━━ GIVEN ENTRIES ━━

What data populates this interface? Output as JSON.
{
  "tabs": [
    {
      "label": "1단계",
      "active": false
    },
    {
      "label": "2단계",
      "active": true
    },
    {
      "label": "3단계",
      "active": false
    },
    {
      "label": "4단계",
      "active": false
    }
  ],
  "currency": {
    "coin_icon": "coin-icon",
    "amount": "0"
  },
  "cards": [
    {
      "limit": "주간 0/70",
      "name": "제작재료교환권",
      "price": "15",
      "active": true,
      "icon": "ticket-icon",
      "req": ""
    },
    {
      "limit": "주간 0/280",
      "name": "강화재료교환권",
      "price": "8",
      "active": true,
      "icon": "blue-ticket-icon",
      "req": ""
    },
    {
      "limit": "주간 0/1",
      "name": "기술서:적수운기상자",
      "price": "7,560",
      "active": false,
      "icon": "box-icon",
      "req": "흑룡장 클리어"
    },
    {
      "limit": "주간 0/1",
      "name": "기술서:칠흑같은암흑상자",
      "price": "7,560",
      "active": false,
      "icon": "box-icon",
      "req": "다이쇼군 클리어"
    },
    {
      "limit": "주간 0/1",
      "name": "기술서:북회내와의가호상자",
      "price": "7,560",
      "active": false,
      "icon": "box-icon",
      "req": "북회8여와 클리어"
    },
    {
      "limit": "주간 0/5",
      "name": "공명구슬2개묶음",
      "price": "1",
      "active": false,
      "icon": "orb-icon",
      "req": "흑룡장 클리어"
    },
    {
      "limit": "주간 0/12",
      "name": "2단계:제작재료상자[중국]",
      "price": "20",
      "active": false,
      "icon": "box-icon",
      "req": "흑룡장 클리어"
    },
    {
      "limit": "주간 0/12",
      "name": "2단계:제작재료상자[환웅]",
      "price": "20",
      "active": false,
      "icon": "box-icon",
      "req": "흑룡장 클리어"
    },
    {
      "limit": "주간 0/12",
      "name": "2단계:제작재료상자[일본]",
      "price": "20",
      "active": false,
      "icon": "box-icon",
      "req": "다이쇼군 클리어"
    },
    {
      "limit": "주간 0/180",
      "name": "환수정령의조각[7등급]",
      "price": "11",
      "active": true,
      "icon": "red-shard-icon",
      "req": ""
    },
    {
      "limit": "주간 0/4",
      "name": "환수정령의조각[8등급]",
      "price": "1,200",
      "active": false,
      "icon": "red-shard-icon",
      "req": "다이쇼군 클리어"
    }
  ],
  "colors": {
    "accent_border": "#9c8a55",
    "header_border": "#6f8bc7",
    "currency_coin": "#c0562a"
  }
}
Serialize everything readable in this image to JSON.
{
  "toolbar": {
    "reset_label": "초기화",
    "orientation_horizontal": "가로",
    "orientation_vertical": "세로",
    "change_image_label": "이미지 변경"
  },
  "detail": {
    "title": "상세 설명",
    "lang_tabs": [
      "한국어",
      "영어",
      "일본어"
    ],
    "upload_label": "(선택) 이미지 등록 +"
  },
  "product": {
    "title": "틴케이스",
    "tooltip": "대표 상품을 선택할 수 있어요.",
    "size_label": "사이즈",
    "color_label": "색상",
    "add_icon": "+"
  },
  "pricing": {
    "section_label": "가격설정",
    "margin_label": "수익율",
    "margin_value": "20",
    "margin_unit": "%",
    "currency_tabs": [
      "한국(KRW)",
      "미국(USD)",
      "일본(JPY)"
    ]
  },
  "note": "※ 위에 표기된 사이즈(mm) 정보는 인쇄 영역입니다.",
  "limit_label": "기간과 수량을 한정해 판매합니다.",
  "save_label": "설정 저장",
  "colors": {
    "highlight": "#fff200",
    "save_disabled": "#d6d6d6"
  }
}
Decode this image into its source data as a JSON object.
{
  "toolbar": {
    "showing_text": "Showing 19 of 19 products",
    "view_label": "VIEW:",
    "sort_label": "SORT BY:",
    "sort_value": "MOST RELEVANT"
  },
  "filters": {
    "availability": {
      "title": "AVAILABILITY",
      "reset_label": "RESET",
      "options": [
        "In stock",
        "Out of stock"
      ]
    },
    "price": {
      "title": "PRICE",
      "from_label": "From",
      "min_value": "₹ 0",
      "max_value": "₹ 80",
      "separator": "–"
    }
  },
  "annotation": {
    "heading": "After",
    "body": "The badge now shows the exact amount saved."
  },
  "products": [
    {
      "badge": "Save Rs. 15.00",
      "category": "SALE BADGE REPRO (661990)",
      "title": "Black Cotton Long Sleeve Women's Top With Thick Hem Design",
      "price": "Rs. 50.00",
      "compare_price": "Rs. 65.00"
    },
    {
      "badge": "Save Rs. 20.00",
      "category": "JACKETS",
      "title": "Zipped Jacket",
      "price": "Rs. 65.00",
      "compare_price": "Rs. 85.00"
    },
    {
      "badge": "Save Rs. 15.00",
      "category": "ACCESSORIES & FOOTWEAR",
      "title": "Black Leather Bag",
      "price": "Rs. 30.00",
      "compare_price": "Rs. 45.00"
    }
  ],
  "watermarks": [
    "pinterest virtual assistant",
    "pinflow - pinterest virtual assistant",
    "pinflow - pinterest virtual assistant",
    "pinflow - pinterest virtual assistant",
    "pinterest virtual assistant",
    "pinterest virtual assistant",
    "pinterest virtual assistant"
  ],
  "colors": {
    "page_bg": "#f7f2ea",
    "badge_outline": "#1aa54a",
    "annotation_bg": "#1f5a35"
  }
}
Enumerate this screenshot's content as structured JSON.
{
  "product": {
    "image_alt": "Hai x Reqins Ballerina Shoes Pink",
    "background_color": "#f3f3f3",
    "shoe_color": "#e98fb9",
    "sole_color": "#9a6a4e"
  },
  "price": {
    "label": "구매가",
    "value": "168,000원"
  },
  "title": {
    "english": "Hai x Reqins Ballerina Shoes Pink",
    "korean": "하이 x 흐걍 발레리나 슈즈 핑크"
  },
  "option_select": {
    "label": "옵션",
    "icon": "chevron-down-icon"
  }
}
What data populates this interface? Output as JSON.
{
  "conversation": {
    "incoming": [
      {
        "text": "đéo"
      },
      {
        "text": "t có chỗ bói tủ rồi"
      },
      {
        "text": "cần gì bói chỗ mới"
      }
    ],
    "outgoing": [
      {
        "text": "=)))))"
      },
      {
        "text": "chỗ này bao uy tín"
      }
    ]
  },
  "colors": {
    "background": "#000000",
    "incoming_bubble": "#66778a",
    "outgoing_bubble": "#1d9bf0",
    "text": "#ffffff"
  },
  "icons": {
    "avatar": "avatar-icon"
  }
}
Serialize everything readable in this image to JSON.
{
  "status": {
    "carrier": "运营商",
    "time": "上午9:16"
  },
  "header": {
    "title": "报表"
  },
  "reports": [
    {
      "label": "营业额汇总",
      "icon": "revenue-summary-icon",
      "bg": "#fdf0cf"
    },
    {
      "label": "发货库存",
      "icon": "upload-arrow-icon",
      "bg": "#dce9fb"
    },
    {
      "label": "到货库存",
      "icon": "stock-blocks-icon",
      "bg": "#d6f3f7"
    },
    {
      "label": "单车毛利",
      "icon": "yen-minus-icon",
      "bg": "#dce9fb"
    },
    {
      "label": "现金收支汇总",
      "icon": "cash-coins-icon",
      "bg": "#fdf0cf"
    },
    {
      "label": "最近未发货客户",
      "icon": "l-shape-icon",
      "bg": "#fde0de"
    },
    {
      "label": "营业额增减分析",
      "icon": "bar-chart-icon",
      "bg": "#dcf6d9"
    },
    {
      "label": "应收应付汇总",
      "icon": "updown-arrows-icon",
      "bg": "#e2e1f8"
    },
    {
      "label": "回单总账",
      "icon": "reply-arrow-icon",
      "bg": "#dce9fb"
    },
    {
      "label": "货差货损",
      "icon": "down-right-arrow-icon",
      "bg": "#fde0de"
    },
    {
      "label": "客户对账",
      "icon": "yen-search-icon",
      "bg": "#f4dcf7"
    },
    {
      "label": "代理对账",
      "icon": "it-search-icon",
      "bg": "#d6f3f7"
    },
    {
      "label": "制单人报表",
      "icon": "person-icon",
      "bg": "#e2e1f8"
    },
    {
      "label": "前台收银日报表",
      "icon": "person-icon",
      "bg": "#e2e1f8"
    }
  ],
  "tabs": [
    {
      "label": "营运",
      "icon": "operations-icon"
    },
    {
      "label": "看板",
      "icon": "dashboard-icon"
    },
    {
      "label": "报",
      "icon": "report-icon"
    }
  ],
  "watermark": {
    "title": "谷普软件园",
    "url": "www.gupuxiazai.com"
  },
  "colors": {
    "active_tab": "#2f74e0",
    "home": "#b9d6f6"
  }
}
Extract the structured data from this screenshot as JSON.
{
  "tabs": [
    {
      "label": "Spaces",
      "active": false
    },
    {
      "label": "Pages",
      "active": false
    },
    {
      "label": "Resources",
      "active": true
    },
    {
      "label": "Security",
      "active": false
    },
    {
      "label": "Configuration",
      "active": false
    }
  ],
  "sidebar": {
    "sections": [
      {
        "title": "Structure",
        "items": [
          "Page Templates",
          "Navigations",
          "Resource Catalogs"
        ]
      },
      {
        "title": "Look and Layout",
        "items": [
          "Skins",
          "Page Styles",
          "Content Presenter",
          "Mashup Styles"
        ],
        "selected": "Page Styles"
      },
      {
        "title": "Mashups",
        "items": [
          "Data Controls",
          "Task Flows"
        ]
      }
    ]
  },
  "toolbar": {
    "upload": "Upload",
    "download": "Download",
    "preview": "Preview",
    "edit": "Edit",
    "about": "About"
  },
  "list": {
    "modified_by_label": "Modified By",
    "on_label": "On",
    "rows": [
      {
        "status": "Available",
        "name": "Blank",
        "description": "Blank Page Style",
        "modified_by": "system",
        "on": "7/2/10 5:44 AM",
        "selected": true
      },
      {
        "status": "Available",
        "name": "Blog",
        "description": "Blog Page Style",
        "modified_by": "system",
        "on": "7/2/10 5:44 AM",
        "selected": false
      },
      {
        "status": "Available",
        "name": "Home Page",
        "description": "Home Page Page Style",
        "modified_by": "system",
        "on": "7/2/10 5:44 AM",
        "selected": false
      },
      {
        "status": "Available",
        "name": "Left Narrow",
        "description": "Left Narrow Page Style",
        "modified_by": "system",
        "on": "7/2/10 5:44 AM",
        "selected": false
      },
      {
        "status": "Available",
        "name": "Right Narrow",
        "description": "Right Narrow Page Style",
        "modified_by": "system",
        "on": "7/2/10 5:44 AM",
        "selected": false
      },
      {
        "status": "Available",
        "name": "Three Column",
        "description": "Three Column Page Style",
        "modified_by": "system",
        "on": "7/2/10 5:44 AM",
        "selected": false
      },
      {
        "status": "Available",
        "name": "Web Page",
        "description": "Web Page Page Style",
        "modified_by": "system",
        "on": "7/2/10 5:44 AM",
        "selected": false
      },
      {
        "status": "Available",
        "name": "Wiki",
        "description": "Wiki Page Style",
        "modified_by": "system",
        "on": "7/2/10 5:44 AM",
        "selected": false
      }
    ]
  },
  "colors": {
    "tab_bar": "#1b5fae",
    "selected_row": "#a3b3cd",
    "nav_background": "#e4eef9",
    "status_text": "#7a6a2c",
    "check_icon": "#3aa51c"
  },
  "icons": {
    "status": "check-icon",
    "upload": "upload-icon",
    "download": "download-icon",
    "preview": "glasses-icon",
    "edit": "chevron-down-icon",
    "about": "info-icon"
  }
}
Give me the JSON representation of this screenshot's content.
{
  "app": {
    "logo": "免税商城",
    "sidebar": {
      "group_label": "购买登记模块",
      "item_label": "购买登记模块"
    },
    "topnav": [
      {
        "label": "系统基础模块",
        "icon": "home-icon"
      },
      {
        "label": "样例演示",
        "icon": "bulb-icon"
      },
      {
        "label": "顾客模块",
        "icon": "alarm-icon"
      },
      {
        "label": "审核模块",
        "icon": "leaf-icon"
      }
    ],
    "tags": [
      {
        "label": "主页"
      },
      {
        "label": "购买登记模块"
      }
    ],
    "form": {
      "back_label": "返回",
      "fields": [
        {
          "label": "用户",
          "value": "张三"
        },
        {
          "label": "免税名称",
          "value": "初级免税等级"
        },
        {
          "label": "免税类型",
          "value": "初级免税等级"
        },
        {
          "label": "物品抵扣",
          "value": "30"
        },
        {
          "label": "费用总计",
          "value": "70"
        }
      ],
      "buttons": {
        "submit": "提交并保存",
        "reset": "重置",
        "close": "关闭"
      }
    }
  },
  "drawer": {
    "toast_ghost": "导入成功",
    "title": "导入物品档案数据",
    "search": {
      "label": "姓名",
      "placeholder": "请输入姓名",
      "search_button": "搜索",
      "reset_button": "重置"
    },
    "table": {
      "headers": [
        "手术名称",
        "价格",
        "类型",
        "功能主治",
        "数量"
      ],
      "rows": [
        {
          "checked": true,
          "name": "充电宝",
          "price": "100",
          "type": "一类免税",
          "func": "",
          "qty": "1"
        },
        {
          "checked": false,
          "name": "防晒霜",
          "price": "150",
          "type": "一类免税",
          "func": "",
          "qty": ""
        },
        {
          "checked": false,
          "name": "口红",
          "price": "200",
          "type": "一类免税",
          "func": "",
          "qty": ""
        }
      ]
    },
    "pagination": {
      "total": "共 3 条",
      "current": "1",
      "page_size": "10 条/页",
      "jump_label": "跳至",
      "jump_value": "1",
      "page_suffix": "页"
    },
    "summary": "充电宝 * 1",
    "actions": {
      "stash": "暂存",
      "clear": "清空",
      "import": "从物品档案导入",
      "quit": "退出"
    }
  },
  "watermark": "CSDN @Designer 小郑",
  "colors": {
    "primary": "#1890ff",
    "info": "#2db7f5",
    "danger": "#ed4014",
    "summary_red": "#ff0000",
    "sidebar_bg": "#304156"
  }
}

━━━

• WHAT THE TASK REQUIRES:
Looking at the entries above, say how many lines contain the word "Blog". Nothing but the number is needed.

• RESPONSE TO THE TASK:
2